I plan to be ready by that day to search the 1940 census online for free at the National Archives website, www.archives.gov. Since the U.S. Federal Census cannot be seen by the public until it is released 72 years after the 1940 enumeration date, no one will be able to begin indexing the entries until April 2, 2012. Visit the 1940 Census Records page of the National Archives site for ideas about how to do some sleuthing in advance to narrow down a search to only the pages covering your ancestor’s (or your) neighborhood. While there, you will also find just about everything you ever wanted to know and everything you will ever need to know about the 1940 census.
Constance Potter, of the National Archives gave a detailed introduction to the 1940 census at the Federation of Genealogical Societies National Conference in September 2011, and it was very interesting to hear the about what questions were asked back in 1940. Kathy Huber, the Tulsa City-County Library’s genealogy librarian introduced it last July in Tulsa as well (download her handout from the TCCL Genealogy website).

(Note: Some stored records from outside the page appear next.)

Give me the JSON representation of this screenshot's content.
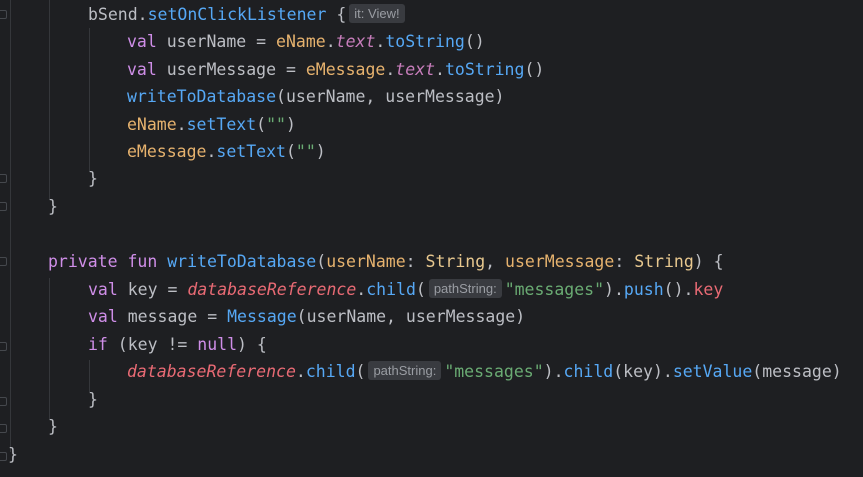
{
  "editor": {
    "hints": {
      "it": "it: View!",
      "path1": "pathString:",
      "path2": "pathString:"
    },
    "tokens": {
      "bSend": "bSend",
      "setOnClickListener": "setOnClickListener",
      "brace_open": " {",
      "val": "val",
      "userName": "userName",
      "eq": " = ",
      "eName": "eName",
      "dot": ".",
      "text": "text",
      "toString": "toString",
      "parens": "()",
      "userMessage": "userMessage",
      "eMessage": "eMessage",
      "writeToDatabase": "writeToDatabase",
      "args_write": "(userName, userMessage)",
      "setText": "setText",
      "empty_str_args_open": "(",
      "empty_str": "\"\"",
      "close_paren": ")",
      "close_brace": "}",
      "private": "private",
      "fun": "fun",
      "open_paren": "(",
      "colon_sp": ": ",
      "String": "String",
      "comma_sp": ", ",
      "sig_close": ") {",
      "key": "key",
      "databaseReference": "databaseReference",
      "child": "child",
      "messages_str": "\"messages\"",
      "push": "push",
      "message": "message",
      "Message": "Message",
      "args_message": "(userName, userMessage)",
      "if": "if",
      "if_cond_open": " (key != ",
      "null": "null",
      "if_cond_close": ") {",
      "child_key_args": "(key).",
      "setValue": "setValue",
      "setValue_args": "(message)"
    }
  }
}
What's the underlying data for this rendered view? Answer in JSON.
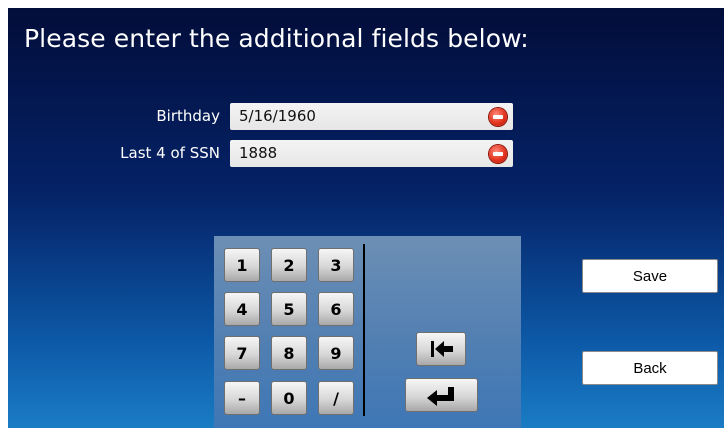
{
  "title": "Please enter the additional fields below:",
  "fields": [
    {
      "label": "Birthday",
      "value": "5/16/1960"
    },
    {
      "label": "Last 4 of SSN",
      "value": "1888"
    }
  ],
  "keypad": {
    "keys": [
      "1",
      "2",
      "3",
      "4",
      "5",
      "6",
      "7",
      "8",
      "9",
      "–",
      "0",
      "/"
    ],
    "tab_icon": "tab-back-icon",
    "enter_icon": "enter-icon"
  },
  "buttons": {
    "save": "Save",
    "back": "Back"
  }
}
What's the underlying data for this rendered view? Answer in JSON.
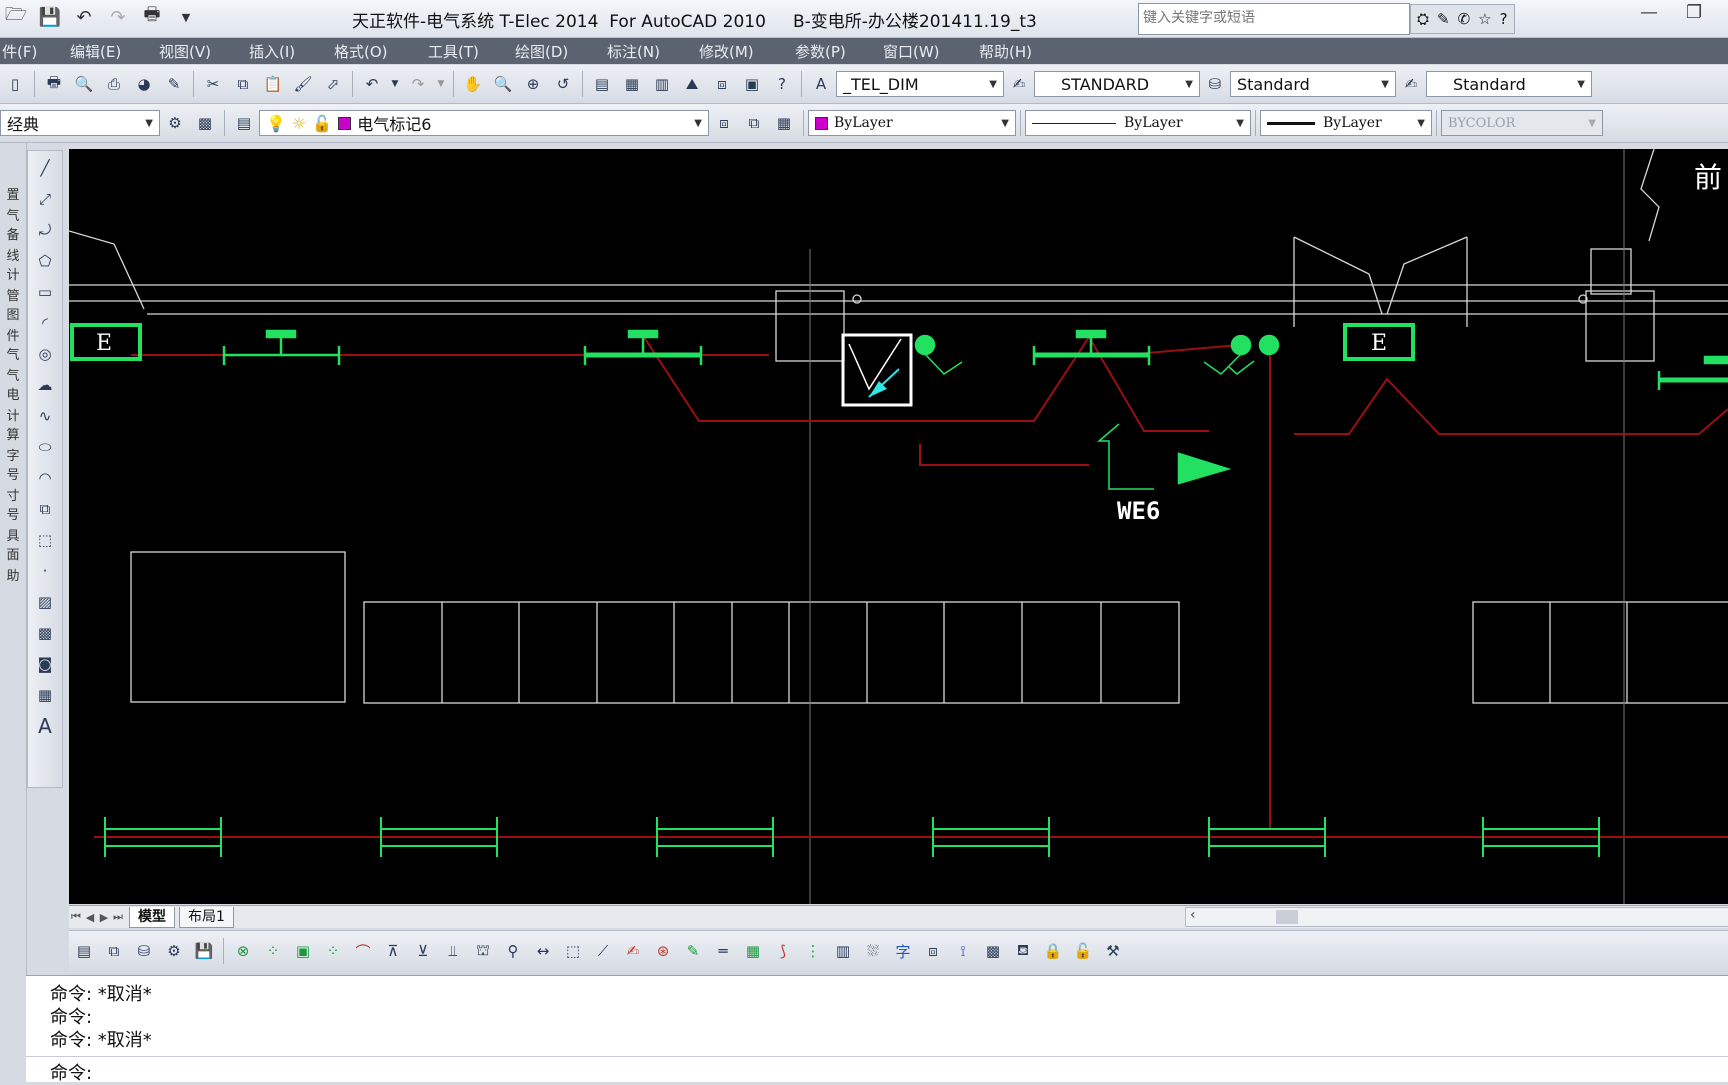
{
  "app": {
    "title": "天正软件-电气系统 T-Elec 2014  For AutoCAD 2010     B-变电所-办公楼201411.19_t3",
    "search_placeholder": "键入关键字或短语"
  },
  "menu": [
    "件(F)",
    "编辑(E)",
    "视图(V)",
    "插入(I)",
    "格式(O)",
    "工具(T)",
    "绘图(D)",
    "标注(N)",
    "修改(M)",
    "参数(P)",
    "窗口(W)",
    "帮助(H)"
  ],
  "toolbar1": {
    "text_style": "_TEL_DIM",
    "dim_style": "STANDARD",
    "table_style": "Standard",
    "multileader_style": "Standard"
  },
  "toolbar2": {
    "workspace": "经典",
    "layer": "电气标记6",
    "color": "ByLayer",
    "linetype": "ByLayer",
    "lineweight": "ByLayer",
    "plotstyle": "BYCOLOR"
  },
  "colors": {
    "layer_color": "#cc00cc",
    "cad_green": "#22e060",
    "cad_red": "#9b0f14",
    "cad_white": "#ffffff",
    "canvas_bg": "#000000"
  },
  "drawing": {
    "corner_text": "前",
    "panel_label_1": "E",
    "panel_label_2": "E",
    "circuit_label": "WE6"
  },
  "tabs": {
    "model": "模型",
    "layout1": "布局1"
  },
  "left_strip_chars": [
    "置",
    "气",
    "备",
    "线",
    "计",
    "管",
    "图",
    "件",
    "气",
    "气",
    "电",
    "计",
    "算",
    "字",
    "号",
    "寸",
    "号",
    "具",
    "面",
    "助"
  ],
  "command": {
    "lines": [
      "命令: *取消*",
      "命令:",
      "命令: *取消*"
    ],
    "prompt": "命令:"
  }
}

While in each of the censuses 1880-1930, the census taker asked for not only the place of birth of each person on the census, he (or she) also asked for the place of birth of the parents. That information won’t appear on the 1940 census except for one person out of every 20. The U. S. Census Bureau was more interested in 1940 to study the workforce, so the census taker asked questions about what kind of work, how many weeks unemployed, etc. One question that intrigues me is where each person was living on 1 April 1935. The answer could be “Same House,” “Same Place” (if the same town but a different house), or the town, county, and state or country where the person lived.
To get an idea of the nature of the instructions to the enumerators, or just to get a glimpse back to 72 years ago, watch the training film now on YouTube or at the National Archives website. The mock interview of a housewife by a census taker will help to put the census taker’s job perspective, and you can hear about some of the more tricky census questions in anticipation of your look at the census when it is released.
Thanks to Dick Eastman for blogging about this today.]]>